I am very proud to speak in favour of this important bill. I know the Alzheimer's Society of Canada has encouraged all members of Parliament to support the bill, and I am extremely heartened to hear members on all sides of this House speak in favour of the bill.

It is a testament to not only the work that the hon. member for Niagara Falls did on this bill, but to all Canadians and all members of this House who are impacted, and who listened to their constituents and loved ones who suffer from this disease.

Therefore, I am proud to speak and to vote in favour of this bill.

National Strategy for Alzheimer's Disease and Other Dementias ActPrivate Members' Business

2:05 p.m.

Conservative

Rob Nicholson Conservative Niagara Falls, ON

Mr. Speaker, I would like to thank all of my colleagues in the House of Commons for their support for this bill. The support is across the aisle and throughout the chamber, and one that I very much appreciate.

As a cabinet minister for about 10 years, I was not able to introduce private member's bills. Even though I have been here for close to 22 years, this is the first bill that I have had pass. Even when I was not in cabinet, back in the eighties, one had to have unanimous consent of the House of Commons to proceed with a private member's bill. My private member's bill was to have a national holiday for Sir John A. Macdonald at around this time of year, and I could not get unanimous consent on that. Nonetheless, I was proud to have the opportunity.

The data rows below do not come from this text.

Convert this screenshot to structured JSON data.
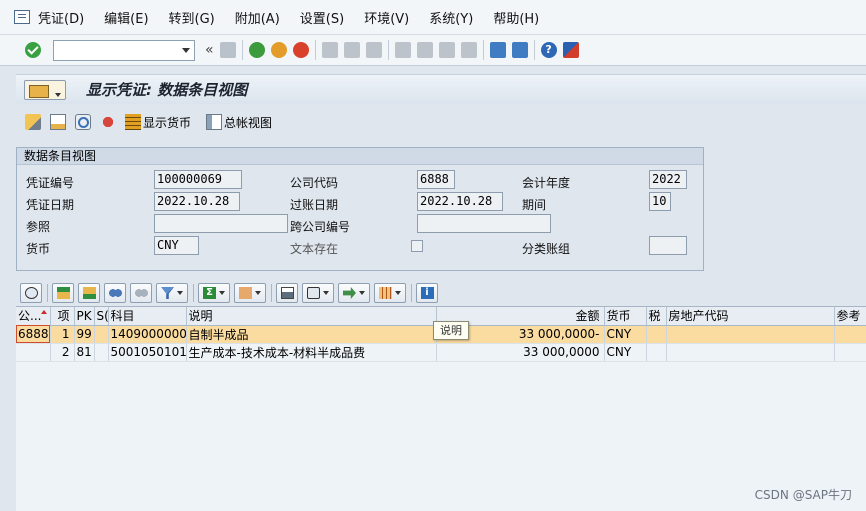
{
  "menu": [
    "凭证(D)",
    "编辑(E)",
    "转到(G)",
    "附加(A)",
    "设置(S)",
    "环境(V)",
    "系统(Y)",
    "帮助(H)"
  ],
  "command_field": {
    "value": ""
  },
  "page_title": "显示凭证: 数据条目视图",
  "app_toolbar": {
    "display_currency": "显示货币",
    "gl_view": "总帐视图"
  },
  "header": {
    "title": "数据条目视图",
    "doc_no_label": "凭证编号",
    "doc_no": "100000069",
    "company_label": "公司代码",
    "company": "6888",
    "fiscal_year_label": "会计年度",
    "fiscal_year": "2022",
    "doc_date_label": "凭证日期",
    "doc_date": "2022.10.28",
    "post_date_label": "过账日期",
    "post_date": "2022.10.28",
    "period_label": "期间",
    "period": "10",
    "reference_label": "参照",
    "reference": "",
    "cross_cc_label": "跨公司编号",
    "cross_cc": "",
    "currency_label": "货币",
    "currency": "CNY",
    "text_exists_label": "文本存在",
    "ledger_group_label": "分类账组",
    "ledger_group": ""
  },
  "grid": {
    "columns": [
      "公...",
      "项",
      "PK",
      "S(",
      "科目",
      "说明",
      "金额",
      "货币",
      "税",
      "房地产代码",
      "参考"
    ],
    "rows": [
      {
        "company": "6888",
        "item": "1",
        "pk": "99",
        "s": "",
        "account": "1409000000",
        "text": "自制半成品",
        "amount": "33 000,0000-",
        "currency": "CNY",
        "tax": "",
        "re": "",
        "ref": ""
      },
      {
        "company": "",
        "item": "2",
        "pk": "81",
        "s": "",
        "account": "5001050101",
        "text": "生产成本-技术成本-材料半成品费",
        "amount": "33 000,0000",
        "currency": "CNY",
        "tax": "",
        "re": "",
        "ref": ""
      }
    ]
  },
  "tooltip": "说明",
  "watermark": "CSDN @SAP牛刀",
  "colors": {
    "selected_row": "#fbdca0",
    "accent": "#d24b2b"
  }
}
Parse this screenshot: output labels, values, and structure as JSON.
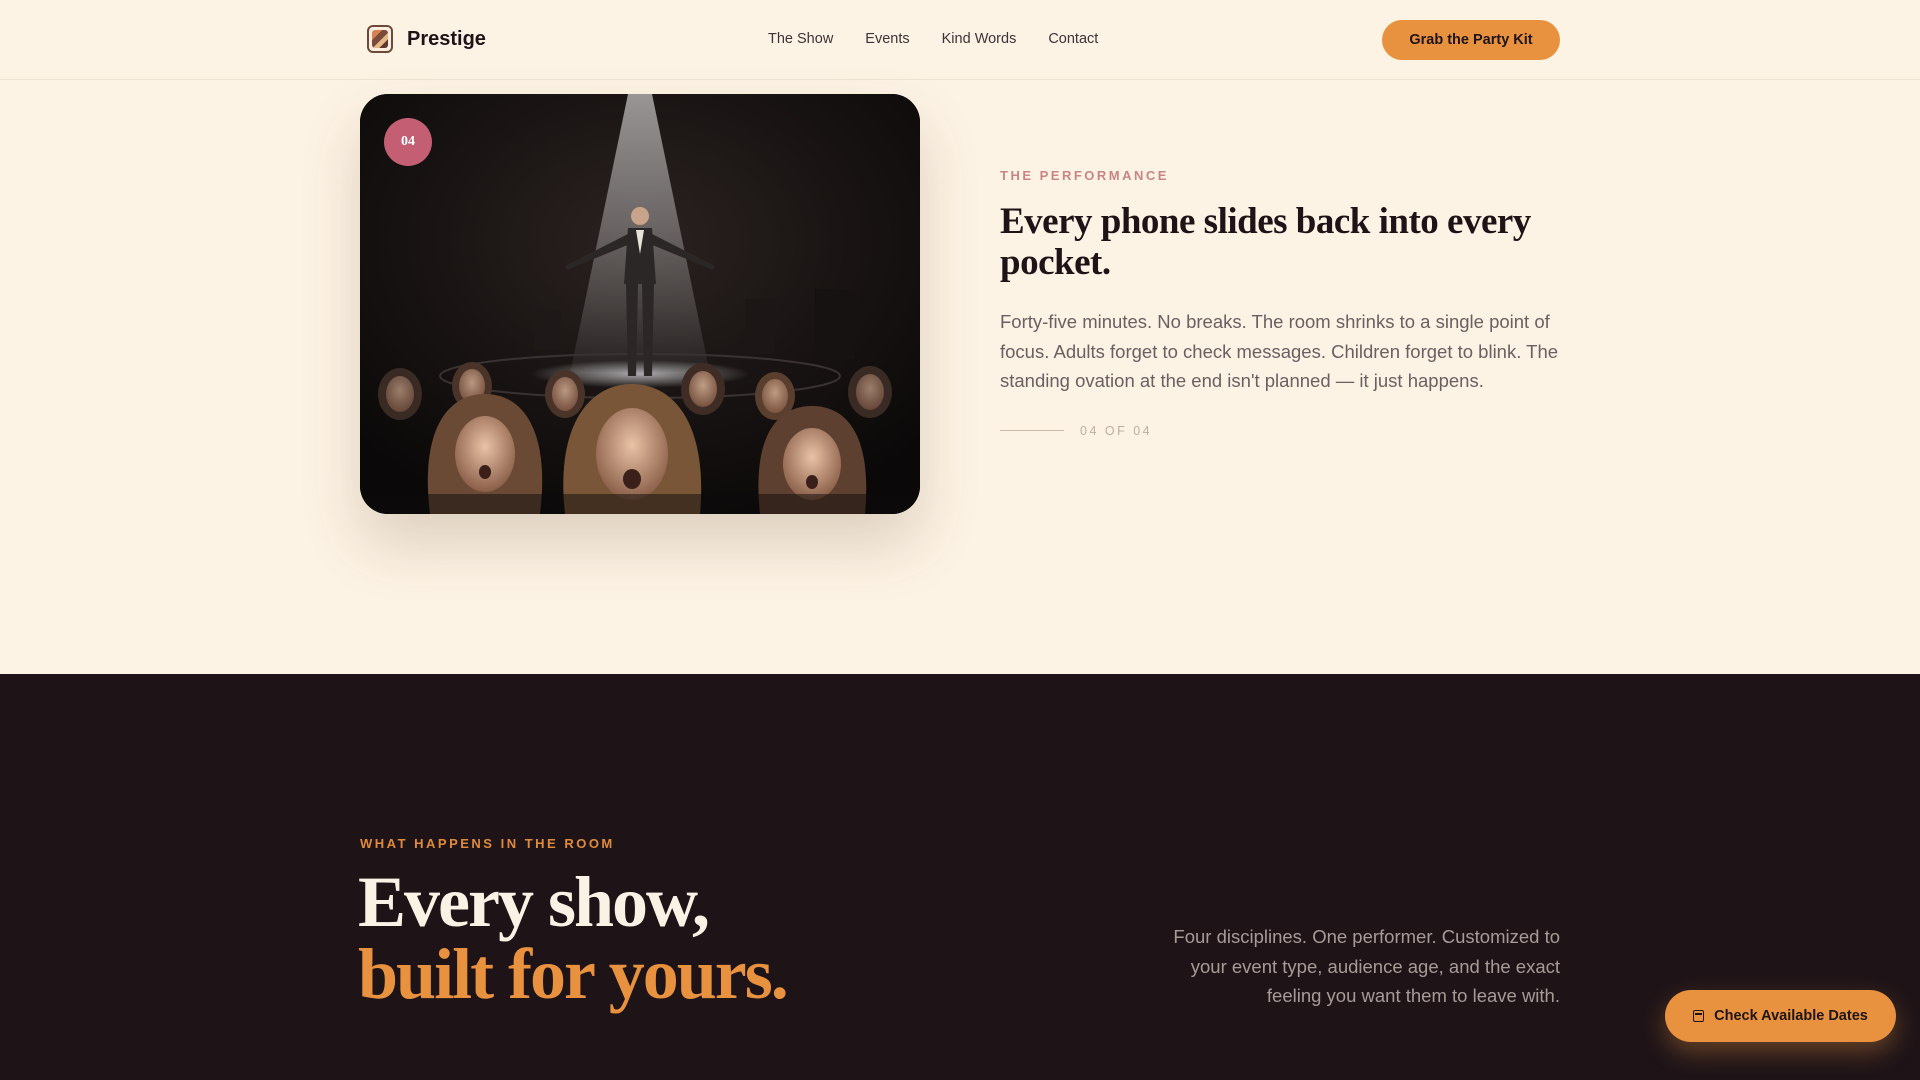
{
  "header": {
    "brand": {
      "name": "Prestige",
      "logo_icon": "theater-masks-icon"
    },
    "nav": [
      "The Show",
      "Events",
      "Kind Words",
      "Contact"
    ],
    "cta_label": "Grab the Party Kit"
  },
  "performance": {
    "step_badge": "04",
    "eyebrow": "THE PERFORMANCE",
    "title": "Every phone slides back into every pocket.",
    "body": "Forty-five minutes. No breaks. The room shrinks to a single point of focus. Adults forget to check messages. Children forget to blink. The standing ovation at the end isn't planned — it just happens.",
    "counter": "04 OF 04"
  },
  "room_section": {
    "eyebrow": "WHAT HAPPENS IN THE ROOM",
    "title_line1": "Every show,",
    "title_line2": "built for yours.",
    "description": "Four disciplines. One performer. Customized to your event type, audience age, and the exact feeling you want them to leave with."
  },
  "floating_cta": {
    "label": "Check Available Dates",
    "icon": "calendar-icon"
  },
  "colors": {
    "accent": "#e8923f",
    "rose": "#c45f73",
    "dark_bg": "#1e1418",
    "cream_bg": "#fdf3e4"
  }
}
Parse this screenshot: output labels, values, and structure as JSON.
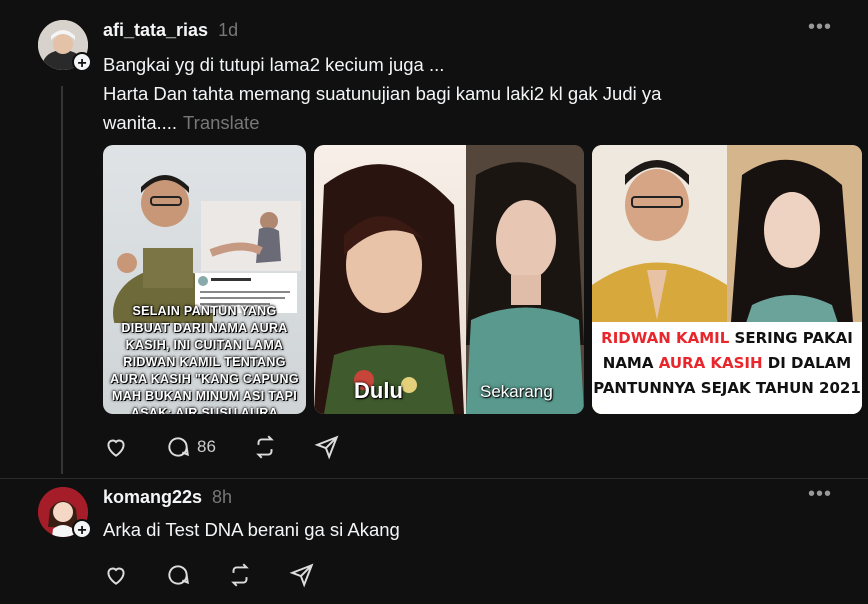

One of my colleagues around that time, the Hon. Pauline Browes, introduced a private member's bill for a statue of John Diefenbaker. She gave me the honour of seconding that bill. Much to our surprise, to a certain extent it was supported by all members of the chamber, and the statue of John Diefenbaker is outside here. I remember that Prime Minister Mulroney was so pleased and excited, he said, “Make sure you let everybody know and we'll put one up to Lester Pearson as well.” It is appropriate to have the statutes of those two prime ministers.

My colleague from Don Valley West, a member of the Liberal Party, was good enough to support this. He had a look at it and was in favour of it. I very much appreciate that. This is a great example that, on many occasions, this chamber can work together in the best interests of all Canadians.

National Strategy for Alzheimer's Disease and Other Dementias ActPrivate Members' Business

2:05 p.m.

Liberal

The Assistant Deputy Speaker Liberal Anthony Rota

The question is on the motion. Is it the pleasure of the House to adopt the motion?

National Strategy for Alzheimer's Disease and Other Dementias ActPrivate Members' Business

2:05 p.m.

Some hon. members

Agreed.

National Strategy for Alzheimer's Disease and Other Dementias ActPrivate Members' Business

2:05 p.m.

Liberal

The Assistant Deputy Speaker Liberal Anthony Rota

(Motion agreed to, bill read the third time and passed)

National Strategy for Alzheimer's Disease and Other Dementias ActPrivate Members' Business

2:05 p.m.

Liberal

The Assistant Deputy Speaker Liberal Anthony Rota

It being 2:10 p.m., this House stands adjourned until Monday at 11 a.m., pursuant to Standing Order 24(1).

(The House adjourned at 2:10 p.m.)